- What to do:
Which lines below hold the word "shortcut"? Copy all of them.
___ Data
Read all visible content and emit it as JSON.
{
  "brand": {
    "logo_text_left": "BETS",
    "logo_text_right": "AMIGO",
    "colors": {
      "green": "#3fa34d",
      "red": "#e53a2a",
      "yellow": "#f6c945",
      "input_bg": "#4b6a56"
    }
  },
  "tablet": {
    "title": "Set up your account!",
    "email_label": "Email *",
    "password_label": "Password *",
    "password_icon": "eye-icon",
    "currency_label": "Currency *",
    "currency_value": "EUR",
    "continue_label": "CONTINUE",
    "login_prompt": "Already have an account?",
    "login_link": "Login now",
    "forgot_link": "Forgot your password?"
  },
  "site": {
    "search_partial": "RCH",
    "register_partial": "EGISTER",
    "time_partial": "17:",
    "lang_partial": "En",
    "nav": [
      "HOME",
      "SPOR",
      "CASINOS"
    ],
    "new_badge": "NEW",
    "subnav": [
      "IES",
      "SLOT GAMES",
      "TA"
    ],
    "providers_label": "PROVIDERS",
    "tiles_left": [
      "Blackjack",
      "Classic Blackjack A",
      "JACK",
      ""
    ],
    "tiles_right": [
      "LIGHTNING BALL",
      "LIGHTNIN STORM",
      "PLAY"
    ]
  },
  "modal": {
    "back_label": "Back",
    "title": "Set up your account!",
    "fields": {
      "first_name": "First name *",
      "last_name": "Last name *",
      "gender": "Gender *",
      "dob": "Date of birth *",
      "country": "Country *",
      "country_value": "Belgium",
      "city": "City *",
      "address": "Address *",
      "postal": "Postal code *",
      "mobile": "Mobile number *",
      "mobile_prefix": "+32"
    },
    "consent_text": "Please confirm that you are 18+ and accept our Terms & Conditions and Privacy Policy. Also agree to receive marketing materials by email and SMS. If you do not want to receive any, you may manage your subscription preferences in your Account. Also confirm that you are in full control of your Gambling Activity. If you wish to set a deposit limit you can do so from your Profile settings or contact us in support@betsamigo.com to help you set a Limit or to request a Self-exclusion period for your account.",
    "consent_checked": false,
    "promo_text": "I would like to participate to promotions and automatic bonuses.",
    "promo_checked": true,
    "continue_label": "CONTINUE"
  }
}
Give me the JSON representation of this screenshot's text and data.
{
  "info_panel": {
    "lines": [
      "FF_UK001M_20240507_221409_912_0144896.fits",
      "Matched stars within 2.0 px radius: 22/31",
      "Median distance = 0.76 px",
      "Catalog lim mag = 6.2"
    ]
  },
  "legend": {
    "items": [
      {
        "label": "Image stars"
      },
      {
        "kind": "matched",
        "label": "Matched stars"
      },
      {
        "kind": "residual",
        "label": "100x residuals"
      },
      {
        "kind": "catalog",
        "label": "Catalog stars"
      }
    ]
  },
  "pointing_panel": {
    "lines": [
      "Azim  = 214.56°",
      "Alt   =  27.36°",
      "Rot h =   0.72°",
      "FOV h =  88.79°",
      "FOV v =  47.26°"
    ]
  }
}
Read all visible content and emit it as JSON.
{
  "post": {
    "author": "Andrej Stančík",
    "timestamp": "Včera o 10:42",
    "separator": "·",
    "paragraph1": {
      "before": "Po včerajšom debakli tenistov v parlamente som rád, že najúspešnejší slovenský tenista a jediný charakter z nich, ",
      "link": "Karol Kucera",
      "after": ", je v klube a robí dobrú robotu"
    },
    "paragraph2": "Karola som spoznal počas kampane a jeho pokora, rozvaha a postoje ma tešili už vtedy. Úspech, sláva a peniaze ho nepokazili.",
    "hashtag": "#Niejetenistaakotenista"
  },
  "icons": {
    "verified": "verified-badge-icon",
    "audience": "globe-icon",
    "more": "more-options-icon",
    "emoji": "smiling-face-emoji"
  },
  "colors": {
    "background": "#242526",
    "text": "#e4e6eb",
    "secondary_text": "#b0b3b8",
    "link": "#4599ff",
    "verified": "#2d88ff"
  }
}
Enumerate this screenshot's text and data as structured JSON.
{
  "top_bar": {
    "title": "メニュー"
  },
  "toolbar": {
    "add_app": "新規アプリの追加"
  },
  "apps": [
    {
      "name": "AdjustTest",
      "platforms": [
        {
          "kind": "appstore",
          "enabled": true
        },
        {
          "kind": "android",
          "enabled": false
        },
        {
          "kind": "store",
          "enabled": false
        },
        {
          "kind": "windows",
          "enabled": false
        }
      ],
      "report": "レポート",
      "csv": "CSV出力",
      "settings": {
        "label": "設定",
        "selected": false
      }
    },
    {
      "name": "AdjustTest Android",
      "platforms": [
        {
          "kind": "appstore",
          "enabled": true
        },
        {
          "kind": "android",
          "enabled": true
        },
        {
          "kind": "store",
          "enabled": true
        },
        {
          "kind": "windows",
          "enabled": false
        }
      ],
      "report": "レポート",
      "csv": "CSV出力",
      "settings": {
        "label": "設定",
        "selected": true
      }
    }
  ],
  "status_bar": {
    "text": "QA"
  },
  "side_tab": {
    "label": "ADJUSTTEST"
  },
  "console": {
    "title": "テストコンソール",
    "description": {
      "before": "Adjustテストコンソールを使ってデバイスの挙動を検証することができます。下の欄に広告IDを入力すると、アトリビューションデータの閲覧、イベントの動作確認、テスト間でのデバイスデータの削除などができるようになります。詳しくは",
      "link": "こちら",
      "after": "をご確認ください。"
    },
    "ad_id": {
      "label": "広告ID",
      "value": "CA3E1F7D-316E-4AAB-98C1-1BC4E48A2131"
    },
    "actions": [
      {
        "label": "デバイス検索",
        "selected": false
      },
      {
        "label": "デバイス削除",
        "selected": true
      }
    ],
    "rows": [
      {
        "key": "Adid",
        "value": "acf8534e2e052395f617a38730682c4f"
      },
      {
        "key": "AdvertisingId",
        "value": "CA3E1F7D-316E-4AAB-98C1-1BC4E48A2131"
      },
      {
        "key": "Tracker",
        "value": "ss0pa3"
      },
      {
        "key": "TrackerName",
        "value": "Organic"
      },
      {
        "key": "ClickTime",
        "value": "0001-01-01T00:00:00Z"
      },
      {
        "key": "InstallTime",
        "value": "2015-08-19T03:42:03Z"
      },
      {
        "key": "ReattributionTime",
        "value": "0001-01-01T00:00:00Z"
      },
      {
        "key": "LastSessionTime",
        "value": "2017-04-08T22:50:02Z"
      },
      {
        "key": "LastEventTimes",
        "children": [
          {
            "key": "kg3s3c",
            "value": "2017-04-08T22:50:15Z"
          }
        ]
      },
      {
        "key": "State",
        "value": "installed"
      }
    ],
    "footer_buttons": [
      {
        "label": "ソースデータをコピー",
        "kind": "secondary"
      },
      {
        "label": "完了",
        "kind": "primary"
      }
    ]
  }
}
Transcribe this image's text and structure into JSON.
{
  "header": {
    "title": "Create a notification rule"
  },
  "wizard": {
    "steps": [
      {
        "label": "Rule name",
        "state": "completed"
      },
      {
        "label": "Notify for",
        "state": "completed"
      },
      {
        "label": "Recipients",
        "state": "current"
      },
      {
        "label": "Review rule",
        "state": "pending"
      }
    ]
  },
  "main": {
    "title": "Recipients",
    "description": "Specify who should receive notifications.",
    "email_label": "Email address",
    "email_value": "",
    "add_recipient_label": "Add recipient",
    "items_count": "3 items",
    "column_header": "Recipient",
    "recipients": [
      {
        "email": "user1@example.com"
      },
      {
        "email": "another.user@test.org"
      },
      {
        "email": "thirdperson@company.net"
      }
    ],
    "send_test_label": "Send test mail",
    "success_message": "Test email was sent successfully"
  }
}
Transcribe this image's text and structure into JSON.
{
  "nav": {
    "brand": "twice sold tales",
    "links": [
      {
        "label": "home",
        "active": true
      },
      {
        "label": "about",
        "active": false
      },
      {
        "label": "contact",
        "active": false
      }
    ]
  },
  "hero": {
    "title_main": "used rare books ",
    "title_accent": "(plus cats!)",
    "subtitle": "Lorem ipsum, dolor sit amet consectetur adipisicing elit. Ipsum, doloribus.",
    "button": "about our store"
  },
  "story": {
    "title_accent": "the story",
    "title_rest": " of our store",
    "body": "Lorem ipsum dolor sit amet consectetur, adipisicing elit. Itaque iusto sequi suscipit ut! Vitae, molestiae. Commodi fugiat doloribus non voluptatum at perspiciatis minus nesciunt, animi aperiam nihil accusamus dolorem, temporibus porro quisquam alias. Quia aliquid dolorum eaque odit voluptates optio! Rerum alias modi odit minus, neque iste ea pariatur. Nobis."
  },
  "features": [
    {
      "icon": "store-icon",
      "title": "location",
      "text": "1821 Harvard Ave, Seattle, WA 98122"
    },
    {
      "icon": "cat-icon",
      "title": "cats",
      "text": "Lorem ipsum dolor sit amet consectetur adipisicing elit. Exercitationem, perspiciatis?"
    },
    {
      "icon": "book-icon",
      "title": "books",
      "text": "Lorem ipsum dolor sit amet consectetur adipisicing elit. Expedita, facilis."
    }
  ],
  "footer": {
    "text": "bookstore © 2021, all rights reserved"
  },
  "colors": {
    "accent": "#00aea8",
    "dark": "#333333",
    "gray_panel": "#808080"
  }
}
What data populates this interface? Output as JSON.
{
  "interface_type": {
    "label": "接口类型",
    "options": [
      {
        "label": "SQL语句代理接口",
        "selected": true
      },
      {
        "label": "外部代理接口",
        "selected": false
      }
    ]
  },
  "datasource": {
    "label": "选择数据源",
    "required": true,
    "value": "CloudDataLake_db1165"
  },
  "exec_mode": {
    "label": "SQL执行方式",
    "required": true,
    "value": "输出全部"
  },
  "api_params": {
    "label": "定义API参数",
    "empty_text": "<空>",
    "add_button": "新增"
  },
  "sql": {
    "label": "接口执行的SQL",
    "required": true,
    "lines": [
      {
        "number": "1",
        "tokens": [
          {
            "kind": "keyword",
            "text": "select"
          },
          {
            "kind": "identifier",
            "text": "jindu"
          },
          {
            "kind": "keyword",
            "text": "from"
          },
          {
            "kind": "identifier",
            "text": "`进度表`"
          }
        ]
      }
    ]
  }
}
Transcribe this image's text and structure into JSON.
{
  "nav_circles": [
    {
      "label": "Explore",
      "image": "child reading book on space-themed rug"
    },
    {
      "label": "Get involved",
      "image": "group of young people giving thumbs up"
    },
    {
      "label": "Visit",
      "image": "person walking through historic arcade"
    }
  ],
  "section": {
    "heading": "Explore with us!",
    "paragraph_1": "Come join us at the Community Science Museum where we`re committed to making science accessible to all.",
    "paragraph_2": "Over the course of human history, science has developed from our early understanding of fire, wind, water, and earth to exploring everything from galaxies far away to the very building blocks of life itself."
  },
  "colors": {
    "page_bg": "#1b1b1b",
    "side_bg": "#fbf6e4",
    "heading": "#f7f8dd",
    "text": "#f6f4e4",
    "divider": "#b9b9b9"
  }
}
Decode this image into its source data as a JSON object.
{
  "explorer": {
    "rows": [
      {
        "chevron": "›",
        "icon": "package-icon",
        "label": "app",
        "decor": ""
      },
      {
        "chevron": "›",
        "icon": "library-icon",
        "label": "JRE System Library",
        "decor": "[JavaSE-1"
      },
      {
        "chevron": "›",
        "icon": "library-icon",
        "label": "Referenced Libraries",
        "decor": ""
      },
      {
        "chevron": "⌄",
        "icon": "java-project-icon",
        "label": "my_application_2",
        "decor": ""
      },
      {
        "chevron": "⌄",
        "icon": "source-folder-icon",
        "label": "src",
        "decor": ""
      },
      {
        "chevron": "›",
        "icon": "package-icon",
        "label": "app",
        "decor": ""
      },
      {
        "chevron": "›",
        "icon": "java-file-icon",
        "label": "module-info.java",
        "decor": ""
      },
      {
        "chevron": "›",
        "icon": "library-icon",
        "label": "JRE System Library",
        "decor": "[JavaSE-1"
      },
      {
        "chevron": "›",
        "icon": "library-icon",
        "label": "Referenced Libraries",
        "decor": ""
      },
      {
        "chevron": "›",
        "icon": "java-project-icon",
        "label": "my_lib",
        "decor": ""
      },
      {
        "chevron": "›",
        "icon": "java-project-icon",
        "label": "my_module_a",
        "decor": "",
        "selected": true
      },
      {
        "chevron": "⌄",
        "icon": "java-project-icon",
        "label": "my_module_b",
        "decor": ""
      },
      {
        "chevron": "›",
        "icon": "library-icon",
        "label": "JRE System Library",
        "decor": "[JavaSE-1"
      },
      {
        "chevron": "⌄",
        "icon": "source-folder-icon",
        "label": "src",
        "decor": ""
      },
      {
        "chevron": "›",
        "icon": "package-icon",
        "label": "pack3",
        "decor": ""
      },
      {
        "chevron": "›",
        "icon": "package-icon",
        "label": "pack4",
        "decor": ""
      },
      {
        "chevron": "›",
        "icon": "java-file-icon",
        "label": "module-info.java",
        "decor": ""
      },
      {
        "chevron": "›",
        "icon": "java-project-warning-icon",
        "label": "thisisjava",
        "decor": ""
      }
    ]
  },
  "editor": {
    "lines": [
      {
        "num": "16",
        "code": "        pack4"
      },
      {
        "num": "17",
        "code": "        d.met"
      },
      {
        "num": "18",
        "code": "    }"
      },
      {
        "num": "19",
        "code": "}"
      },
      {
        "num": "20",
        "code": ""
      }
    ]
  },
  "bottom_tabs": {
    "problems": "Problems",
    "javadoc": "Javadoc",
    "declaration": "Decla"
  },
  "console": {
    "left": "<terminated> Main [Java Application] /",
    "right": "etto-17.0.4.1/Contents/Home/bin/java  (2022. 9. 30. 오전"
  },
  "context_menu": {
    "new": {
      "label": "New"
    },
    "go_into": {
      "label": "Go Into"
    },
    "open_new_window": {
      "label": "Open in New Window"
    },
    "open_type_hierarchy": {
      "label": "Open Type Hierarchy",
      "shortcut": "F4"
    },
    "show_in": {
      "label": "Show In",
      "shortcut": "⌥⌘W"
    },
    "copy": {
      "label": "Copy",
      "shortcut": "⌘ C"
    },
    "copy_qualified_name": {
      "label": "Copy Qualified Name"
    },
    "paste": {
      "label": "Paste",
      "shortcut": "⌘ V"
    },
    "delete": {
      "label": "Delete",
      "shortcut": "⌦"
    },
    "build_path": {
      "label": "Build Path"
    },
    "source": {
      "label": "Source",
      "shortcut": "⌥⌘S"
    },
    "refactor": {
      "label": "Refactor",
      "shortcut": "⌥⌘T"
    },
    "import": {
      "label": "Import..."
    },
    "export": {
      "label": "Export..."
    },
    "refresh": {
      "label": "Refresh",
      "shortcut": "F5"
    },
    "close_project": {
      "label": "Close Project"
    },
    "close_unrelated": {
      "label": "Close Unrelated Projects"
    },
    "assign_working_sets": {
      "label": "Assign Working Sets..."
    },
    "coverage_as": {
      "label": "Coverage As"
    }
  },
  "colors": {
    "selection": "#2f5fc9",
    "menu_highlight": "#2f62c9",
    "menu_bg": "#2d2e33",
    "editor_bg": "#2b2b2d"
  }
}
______
- Solution for this task:
      "shortcut": "F4"
      "shortcut": "⌥⌘W"
      "shortcut": "⌘ C"
      "shortcut": "⌘ V"
      "shortcut": "⌦"
      "shortcut": "⌥⌘S"
      "shortcut": "⌥⌘T"
      "shortcut": "F5"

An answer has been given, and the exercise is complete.